Across the country now, portraits of medical workers light up skyscrapers, their sacrifices honoured with ceremonies, gifts and awards. Doctors who were initially silenced by the police for trying to warn about the virus have been officially rehabilitated after being praised as “brave heroes” by China’s internet users.
In Wuhan, volunteer nurses and others are cheered and paraded as they fly out, their job declared done.
“Now, we are returning home,” one medical worker told Reuters.
“So, I’m really excited as we won the victory over the epidemic!”
Recovered patients are applauded as well – a total of 61,000 who overcame the disease just in Hubei – and are featured on state TV receiving flowers and gifts.
The situation is considered so much better in China than elsewhere, wealthy Chinese have even been paying more than $20,000 US for seats on chartered private jets to bring back — sometimes via Canada — their children who are studying in the United States as scheduled flights are blocked or cancelled.
With U.S.-registered planes banned from landing in China and Chinese planes kept out of American airspace, the operation is complicated but still appealing.
“We have arranged a number of private jets traveling from the U.S. to China repatriating Chinese nationals with routes including New York and Boston to Shanghai, San Jose to Hong Kong and Los Angeles to Guangzhou,” said Glenn Phillips, a public relations manager at Air Charter Service.
‘Premature to celebrate’
Still, experts warn all of this may be too optimistic.
“For China, I think it’s too premature to celebrate,” said Benjamin Cowling, the head of the epidemiology department at the University of Hong Kong. “There will be a second wave; it’s unavoidable.”
How big a wave? That depends how successful Chinese officials are at catching the first cases, Cowling said. Aside from testing at borders, they need to track silent carriers, those who don’t show obvious symptoms but can spread the virus.
“In China, it’s a little easier because of the population surveillance systems,” he said. “When someone is infected, officials can go back and see exactly who that person met, like detective work.”
But the virus is spreading faster than expected, says Kenji Shibuya, a public health expert at King’s College in London and a former chief of health policy at the World Health Organization,
“Unless you shut down all the borders, you will still have a risk everywhere,” he said.

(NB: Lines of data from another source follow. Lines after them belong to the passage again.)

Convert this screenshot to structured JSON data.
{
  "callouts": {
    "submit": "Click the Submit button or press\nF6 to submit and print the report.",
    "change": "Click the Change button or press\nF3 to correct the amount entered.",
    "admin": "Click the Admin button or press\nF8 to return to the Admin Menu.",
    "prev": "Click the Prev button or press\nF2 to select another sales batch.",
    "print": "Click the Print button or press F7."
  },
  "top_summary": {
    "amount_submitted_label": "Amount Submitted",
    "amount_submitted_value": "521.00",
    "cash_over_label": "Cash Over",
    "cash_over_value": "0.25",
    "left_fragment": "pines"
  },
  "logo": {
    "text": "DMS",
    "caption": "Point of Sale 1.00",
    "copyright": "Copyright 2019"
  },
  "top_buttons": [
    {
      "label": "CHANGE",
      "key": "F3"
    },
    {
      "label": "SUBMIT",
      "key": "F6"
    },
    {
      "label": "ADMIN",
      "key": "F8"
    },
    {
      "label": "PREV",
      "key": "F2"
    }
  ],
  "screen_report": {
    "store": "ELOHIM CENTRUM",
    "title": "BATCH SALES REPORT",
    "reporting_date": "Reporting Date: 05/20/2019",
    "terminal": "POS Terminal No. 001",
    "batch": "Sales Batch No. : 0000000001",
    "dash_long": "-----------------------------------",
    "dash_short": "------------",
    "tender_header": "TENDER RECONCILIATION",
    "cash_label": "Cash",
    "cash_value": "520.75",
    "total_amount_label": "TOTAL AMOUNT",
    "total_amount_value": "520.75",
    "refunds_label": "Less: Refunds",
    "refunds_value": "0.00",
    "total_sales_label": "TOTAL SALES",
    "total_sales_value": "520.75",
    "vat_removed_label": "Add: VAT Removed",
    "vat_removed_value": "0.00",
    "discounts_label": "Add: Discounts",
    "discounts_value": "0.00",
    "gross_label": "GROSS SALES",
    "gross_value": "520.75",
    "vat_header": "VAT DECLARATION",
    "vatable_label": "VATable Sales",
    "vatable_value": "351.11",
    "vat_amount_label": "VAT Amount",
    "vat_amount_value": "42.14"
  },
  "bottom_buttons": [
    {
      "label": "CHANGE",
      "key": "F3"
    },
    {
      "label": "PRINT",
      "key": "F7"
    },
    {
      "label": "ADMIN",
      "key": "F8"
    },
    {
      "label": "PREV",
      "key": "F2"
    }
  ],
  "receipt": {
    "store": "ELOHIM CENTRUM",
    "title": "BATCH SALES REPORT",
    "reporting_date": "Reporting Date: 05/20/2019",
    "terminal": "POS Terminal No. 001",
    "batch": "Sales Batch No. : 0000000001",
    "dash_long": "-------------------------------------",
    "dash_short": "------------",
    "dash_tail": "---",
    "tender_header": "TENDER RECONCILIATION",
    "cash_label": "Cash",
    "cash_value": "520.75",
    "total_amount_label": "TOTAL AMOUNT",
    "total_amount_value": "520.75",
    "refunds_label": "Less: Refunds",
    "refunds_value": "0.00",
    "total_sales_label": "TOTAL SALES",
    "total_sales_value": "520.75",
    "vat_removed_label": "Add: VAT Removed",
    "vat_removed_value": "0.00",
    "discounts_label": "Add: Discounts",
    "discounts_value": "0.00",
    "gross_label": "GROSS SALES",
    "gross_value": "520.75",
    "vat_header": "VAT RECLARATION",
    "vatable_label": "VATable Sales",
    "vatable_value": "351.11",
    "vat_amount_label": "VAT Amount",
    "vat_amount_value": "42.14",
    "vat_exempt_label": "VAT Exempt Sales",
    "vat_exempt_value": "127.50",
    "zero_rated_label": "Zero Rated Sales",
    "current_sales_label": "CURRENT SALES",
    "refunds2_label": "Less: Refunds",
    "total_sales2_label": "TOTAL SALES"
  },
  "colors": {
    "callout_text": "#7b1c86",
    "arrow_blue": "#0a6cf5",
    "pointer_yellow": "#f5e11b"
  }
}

In the end, he said, the only way to stop successive outbreaks — third or fourth or fifth waves — is for all societies to develop what’s called herd immunity, and that’s only possible after 60 to 80 per cent of the population have had the disease — or once there is a vaccine.
China’s second wave is likely only the beginning.